The advantage of a beautiful face is that doesn't require much make-up. All that pancake and colour should ideally do, is enhance its natural beauty. That's where one of the most awaited releases of this year goes wrong. Sarbjit is a tragic drama based on the life of Indian national Sarabjit Singh (Randeep Hooda) who was caught and jailed to death by Pakistani officials who mistook him to be Ranjit Singh, the culprit behind the blasts in Lahore earlier. This is a poignant story in itself because an innocent man languished in jail for over two decades while his family, led by his sister Dalbir Kaur (Aishwarya Rai) fought a hard, persevering battle across the border for a large part of their lives to bring him home.
Spanning the period between 1990s and 2000s, the film criss-crosses India and Pakistan and is set against the cynical political backdrop of the two countries.
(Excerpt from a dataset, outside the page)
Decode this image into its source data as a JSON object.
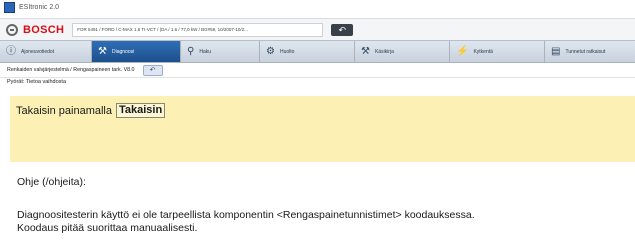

Sarabjit's story unfolds along the intercutting of terror attacks, peace talks and regime changes between the two countries during that time.
Shortly after Sarabjit goes missing in 1990, his family launches their fight to bring him back. A journey across borders and administrations, one that wears them down. The film traces that journey till he died in 2013.
Told from the common man's point of view, the story touches upon the larger picture behind terror and politics and the role that empathy and faith can play in ushering peace among people.
For those who grew up in the 1990s, an era without internet, mobiles and watched Doordarshan on television, scenes recreated from that time, including clips of popular news anchors, elicit a quick whiff of nostalgia.
The 131-minute film goes through troughs and peaks, peaks of engagement and troughs of drag. Richa Chadda does a competent job playing Sarabjit's wife. Hooda seems to be going from strength to strength, with his Punjabi diction on spot, he manages to get under the skin of a tortured man. Watch out for his scenes with the teeth get-up.
Someone needs to tell Rai who had her heart in the right place with this film, that it's not just about make-up—whether strutting provocative purple lip colour at Cannes or going de-glam in Sarbjit—human emotion and its evocation is not skin deep. Exaggerated facial expressions, unconvincing Punjabi accent, and shrilly dialogue delivery do not an actor make.
If anything or anyone, it's the strength of the real story of Sarabjit and his family that carries the film.
Director: Omung Kumar
Cast: Aishwarya Rai Bachchan, Randeep Hooda, Richa Chadda